harvester used (80 cm in our conditions). The cycle duration for current
cultivars is about 130-150 days or 1200-1300 degree-days.
Fig. 1 compares Photosynthetic Area Index (PAI) and available light during the
crop cycle. Note that maximum light interception occurs when light is
decreasing. Earlier genetic material should thus be required in order to
Harrowing is generally carried out when plants have between 2 and 5 leaves in
order to improve chemical weed control. Irrigation is appropriate if water is
available. The optimal period for irrigation is after flowering in order to
maintain leaf surface and improve seed production.
Pests and diseases remained minor problems except bugs (Nezara viridula)
where high sensitivity occurs at the beginning of flowering. However, we
suspect that some insects (Lysus) and pathogens (such as Alternaria) induce
adverse effects on yield.
Defoliation speeds up maturity and makes the harvest easier. Diquat or
glyphosate can be used. Breeding of earlier cultivars will avoid this
application under some conditions.
Methods to renew the castor industry in United States has been reviewed by
Brigham (1993). In France yields need to be increased by improved harvesting
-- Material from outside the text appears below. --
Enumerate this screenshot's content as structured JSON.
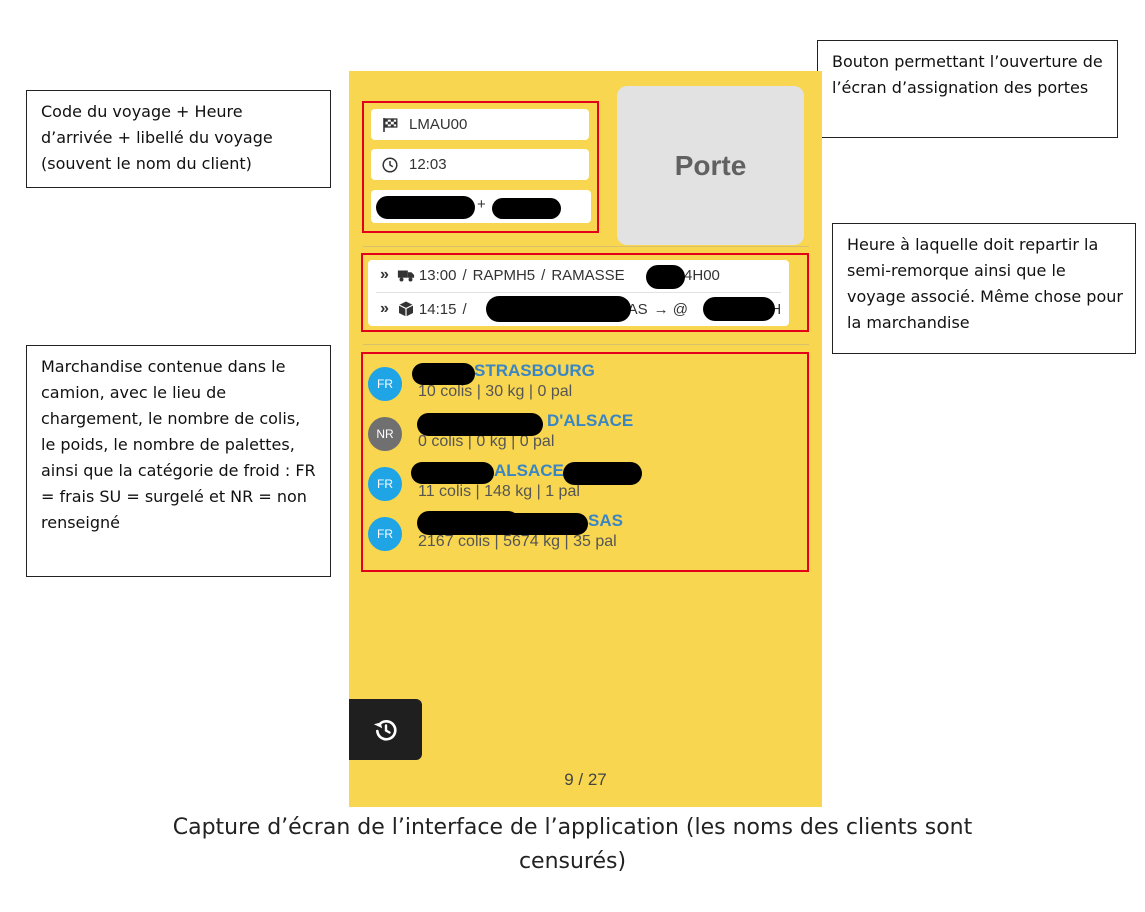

practices and improvement of earliness. The first hybrids show a reduction of
about 10-15 days of the crop cycle duration and no longer require defoliation.
A new system for dehusking the seeds during harvesting has been designed.
About 90% of the husks are removed by the combine harvester. Although such a
system avoids an additional cost of 400 FF/t ($ 80/t), the cost of the
harvester modification remains too high and harvesting capacity too low.
Improvement of the harvester is currently going on but an increase of the crop
area should be necessary to reduce costs.
At the present time, no profitable return is possible without subsidies in the
current European context. Furthermore, extra costs due to collecting, storage,
and transport must be reduced in order to allow a farmer return price of about
2000 FF/t ($ 400/t).
Brigham, R.D. 1993. Castor: Return of an old crop. p. 380-383. In: J. Janick
and J.E. Simon (eds.), New crops. Wiley, New York.
Table 1. Yields of castors in France.
| ||Yields (t/ha)|
| ||Actual field |
|Year ||Trials ||Mean ||Minimum ||Maximum ||Oil content (%)|
|1991 ||2.4 ||1.0 ||0.5 ||2.2 ||51|
|1993 ||2.6 ||1.7 ||1.1 ||2.5 ||52|
|1994 ||2.4 ||1.2 ||0.6 ||2.2 ||51|
Fig. 1. Castor bean crop cycle.
Last update August 21, 1997